Published:


ELLWOOD-TOBIASTobias Ellwood is the Member of Parliament for Bournemouth East and Parliamentary Private Secretary to the Europe Minister.  Mark Philips is a Security and Resilience Policy Adviser.

Observe
any major traffic accident, and the efficiency with which our three blue light
services work together is impressive. However, if the incident is more complex
and involves other agencies – such as the tragedies at Kings Cross, Buncefield,
the 2007 floods or the terrorist attacks of 7/7 – persistent policy, cultural
and technical shortcomings affect the ability of different departments and
agencies to work together.

In
responding to a major incident, the complex wiring diagram of agencies and organizations
are initially coordinated through COBRA, the Government’s crisis response committee, where decisions are
actioned immediately. Once this meeting breaks however, operational efficiency
can erode as first responders default back to the different government
ministries they serve.
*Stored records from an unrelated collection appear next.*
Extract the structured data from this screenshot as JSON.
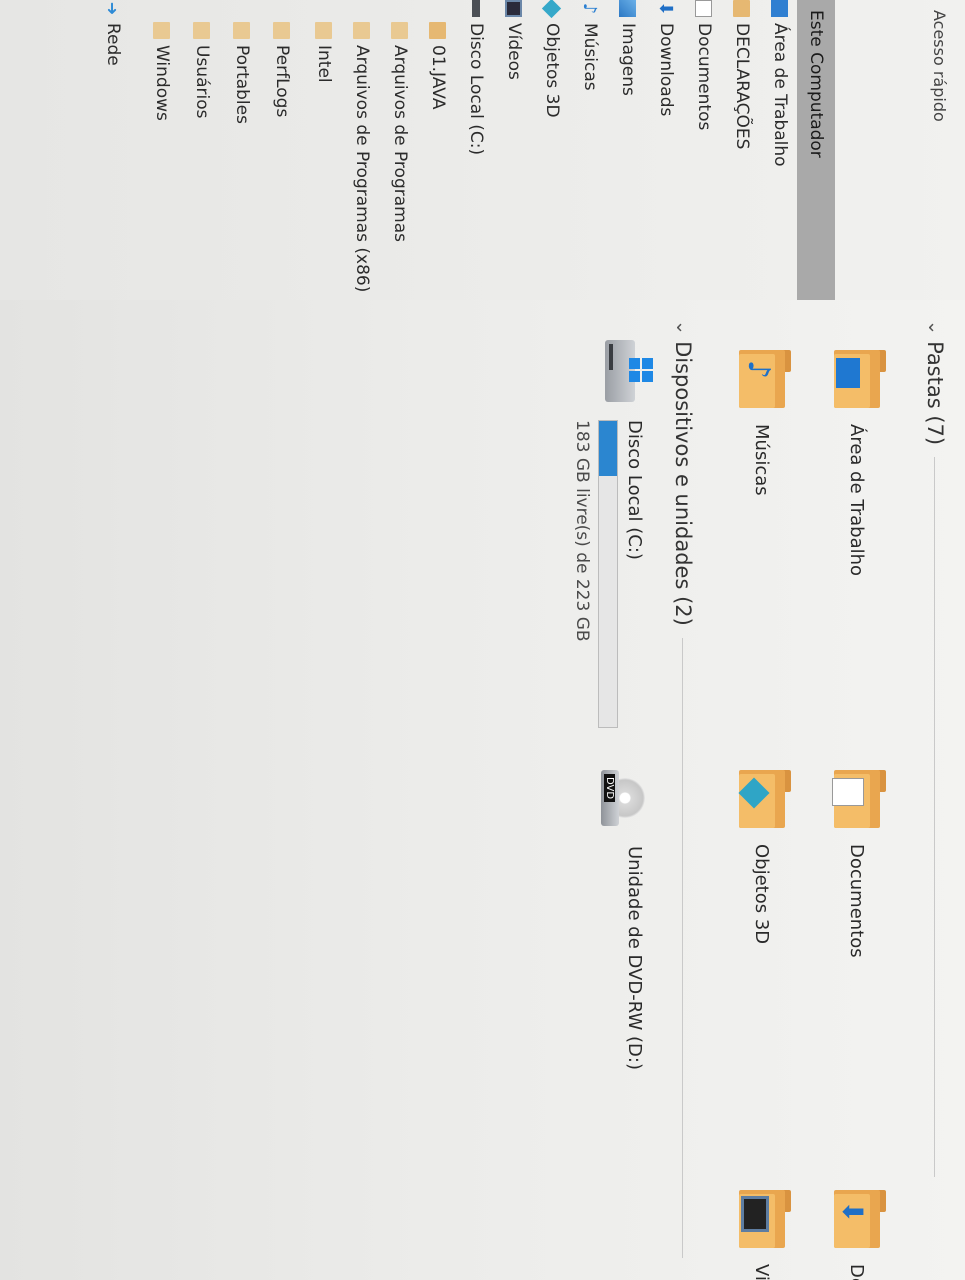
{
  "sidebar": {
    "quick_access": "Acesso rápido",
    "this_pc": "Este Computador",
    "items": [
      {
        "label": "Área de Trabalho",
        "icon": "desktop-icon"
      },
      {
        "label": "DECLARAÇÕES",
        "icon": "folder-icon"
      },
      {
        "label": "Documentos",
        "icon": "documents-icon"
      },
      {
        "label": "Downloads",
        "icon": "downloads-icon"
      },
      {
        "label": "Imagens",
        "icon": "pictures-icon"
      },
      {
        "label": "Músicas",
        "icon": "music-icon"
      },
      {
        "label": "Objetos 3D",
        "icon": "objects-3d-icon"
      },
      {
        "label": "Vídeos",
        "icon": "videos-icon"
      },
      {
        "label": "Disco Local (C:)",
        "icon": "drive-icon"
      },
      {
        "label": "01.JAVA",
        "icon": "folder-icon"
      },
      {
        "label": "Arquivos de Programas",
        "icon": "folder-icon"
      },
      {
        "label": "Arquivos de Programas (x86)",
        "icon": "folder-icon"
      },
      {
        "label": "Intel",
        "icon": "folder-icon"
      },
      {
        "label": "PerfLogs",
        "icon": "folder-icon"
      },
      {
        "label": "Portables",
        "icon": "folder-icon"
      },
      {
        "label": "Usuários",
        "icon": "folder-icon"
      },
      {
        "label": "Windows",
        "icon": "folder-icon"
      }
    ],
    "network": "Rede"
  },
  "content": {
    "folders_header": "Pastas (7)",
    "folders": [
      {
        "label": "Área de Trabalho",
        "icon": "desktop-folder-icon"
      },
      {
        "label": "Documentos",
        "icon": "documents-folder-icon"
      },
      {
        "label": "De",
        "icon": "downloads-folder-icon"
      },
      {
        "label": "Músicas",
        "icon": "music-folder-icon"
      },
      {
        "label": "Objetos 3D",
        "icon": "objects-3d-folder-icon"
      },
      {
        "label": "Vi",
        "icon": "videos-folder-icon"
      }
    ],
    "drives_header": "Dispositivos e unidades (2)",
    "drives": [
      {
        "name": "Disco Local (C:)",
        "free_text": "183 GB livre(s) de 223 GB",
        "used_fraction": 0.179,
        "icon": "hard-drive-icon"
      },
      {
        "name": "Unidade de DVD-RW (D:)",
        "icon": "dvd-drive-icon",
        "badge": "DVD"
      }
    ]
  },
  "colors": {
    "accent": "#2b86d0",
    "folder": "#f4bd68",
    "selected": "#a9a9a9"
  }
}
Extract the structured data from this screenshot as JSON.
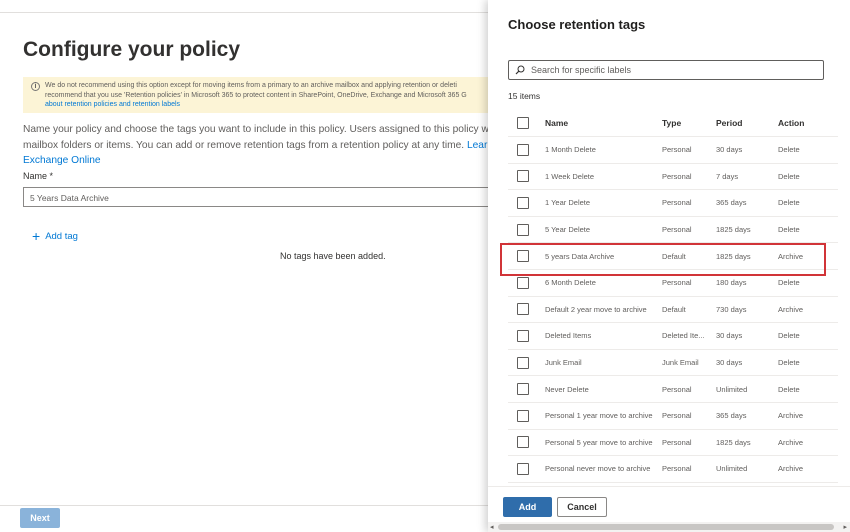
{
  "page": {
    "title": "Configure your policy",
    "warning": {
      "line1": "We do not recommend using this option except for moving items from a primary to an archive mailbox and applying retention or deleti",
      "line2": "recommend that you use 'Retention policies' in Microsoft 365 to protect content in SharePoint, OneDrive, Exchange and Microsoft 365 G",
      "link": "about retention policies and retention labels"
    },
    "description": {
      "line1": "Name your policy and choose the tags you want to include in this policy. Users assigned to this policy will s",
      "line2": "mailbox folders or items. You can add or remove retention tags from a retention policy at any time.",
      "line2_link": "Learn m",
      "line3_link": "Exchange Online"
    },
    "name_label": "Name *",
    "name_value": "5 Years Data Archive",
    "add_tag_label": "Add tag",
    "no_tags_text": "No tags have been added.",
    "next_label": "Next"
  },
  "panel": {
    "title": "Choose retention tags",
    "search_placeholder": "Search for specific labels",
    "items_count": "15 items",
    "columns": {
      "name": "Name",
      "type": "Type",
      "period": "Period",
      "action": "Action"
    },
    "rows": [
      {
        "name": "1 Month Delete",
        "type": "Personal",
        "period": "30 days",
        "action": "Delete"
      },
      {
        "name": "1 Week Delete",
        "type": "Personal",
        "period": "7 days",
        "action": "Delete"
      },
      {
        "name": "1 Year Delete",
        "type": "Personal",
        "period": "365 days",
        "action": "Delete"
      },
      {
        "name": "5 Year Delete",
        "type": "Personal",
        "period": "1825 days",
        "action": "Delete"
      },
      {
        "name": "5 years Data Archive",
        "type": "Default",
        "period": "1825 days",
        "action": "Archive"
      },
      {
        "name": "6 Month Delete",
        "type": "Personal",
        "period": "180 days",
        "action": "Delete"
      },
      {
        "name": "Default 2 year move to archive",
        "type": "Default",
        "period": "730 days",
        "action": "Archive"
      },
      {
        "name": "Deleted Items",
        "type": "Deleted Ite...",
        "period": "30 days",
        "action": "Delete"
      },
      {
        "name": "Junk Email",
        "type": "Junk Email",
        "period": "30 days",
        "action": "Delete"
      },
      {
        "name": "Never Delete",
        "type": "Personal",
        "period": "Unlimited",
        "action": "Delete"
      },
      {
        "name": "Personal 1 year move to archive",
        "type": "Personal",
        "period": "365 days",
        "action": "Archive"
      },
      {
        "name": "Personal 5 year move to archive",
        "type": "Personal",
        "period": "1825 days",
        "action": "Archive"
      },
      {
        "name": "Personal never move to archive",
        "type": "Personal",
        "period": "Unlimited",
        "action": "Archive"
      }
    ],
    "add_label": "Add",
    "cancel_label": "Cancel",
    "scroll_left": "◂",
    "scroll_right": "▸"
  },
  "colors": {
    "accent": "#0078d4",
    "primary_button": "#2f6dab",
    "highlight_border": "#d13438",
    "warning_bg": "#fcf4d6"
  },
  "icons": {
    "search": "search-icon",
    "info": "info-icon",
    "plus": "plus-icon"
  }
}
Given
the types of threats (both natural and manmade) we now face, it’s time for a
radical overhaul of our resilience capability; from the role of the Local Resilience Forum, the basic
emergency decision making unit found in every county, to COBRA at the top.

Is
it right, for example that each emergency service answers to a separate
Government department, automatically requiring three different Ministers and
supporting civil servants, which promote independent policy agendas, logistical
support and training structures, financed by separate funding streams?


Do
we, in fact need both an ambulance and fire service or should we follow other
nations and have a merged emergency response service? In Dorset, this is already happening to some extent. So highly trained are today’s fire crews and given
their greater geographic footprint, many ambulance call outs in rural areas are
actually outsourced to the Fire Service at £50 a visit.

Could
we also improve procurement, training and operational coordination of the 43
police forces, 46 fire and rescue services and 10 ambulance trusts?  Indeed why are there so many constabularies
and fire services when many are simply too small to justify?

In
looking for some solutions to these questions, here are seven comprehensive
recommendations, as to how we might improve efficiency, interoperability and
save the taxpayer money:

  • Ministerial responsibility for the Blue Light Services
    brought into one single government department, preferably a new department of
    Homeland Security.
  • Creation of a single Fire and single Ambulance
    authority for England and Wales with hubs of responsibility based on regional
    boundaries.  This would act as a stepping
    stone towards a full merger of the two services to create an Emergency Response Service.
  • Establishment of a ‘CDS’ style Chief of the Emergency Services who sits above the Police, Fire and
    Ambulance authorities with a similar strategic and coordinating role.  This senior officer (and supporting staff) should be
    able to draw on dedicated funding to facilitate the implementation of national
    standards and requirements across each emergency service.
  • Establish a joint
    National Operations and Coordination Centre
    , building on the infrastructure
    and experience of the National Olympic Coordination Centre, which has the
    ability to monitor locations, move blue light assets around the country and tie
    into Local Resilience Forums.
  • Merger of training (to include emergency planning)
    for the blue light services through the creation of a National College of Emergency Service Excellence – which would cover all courses
    from basic (single service) training to gold commander.
  • A single Parliamentary
    Select Committee
    (possibly formed through membership of other committees)
    to scrutinise the work of the Blue Light Services.
  • Local Resilience Forums given a legal status, with the power to direct members and
    funding taken from savings made through the merger of Fire and Ambulance
    Services. 

Even with advances in communications and technology, traditional
practices across (and to some extent within
each emergency service) have resulted in a siloed mentality and convoluted web
of interoperability that has deterred successive governments from
attempting to consider even the smallest overhaul. Yet the longer we wait, the
ever more complicated it becomes to improve inter-service procurement,
training, operations and ministerial oversight.

We hope that the ideas outlined in our full report will prompt a
constructive debate on how strategic, operational and financial efficiencies can be gained
with simpler and stronger ministerial leadership, the streamlining of government
policy formulation and unambiguous inter-agency operational command at both
national and local levels.

Improving Efficiency, Interoperability and Resilience of our Blue Light Services is published today by the All-Party Parliamentary Group on Homeland Security.

Comments are closed.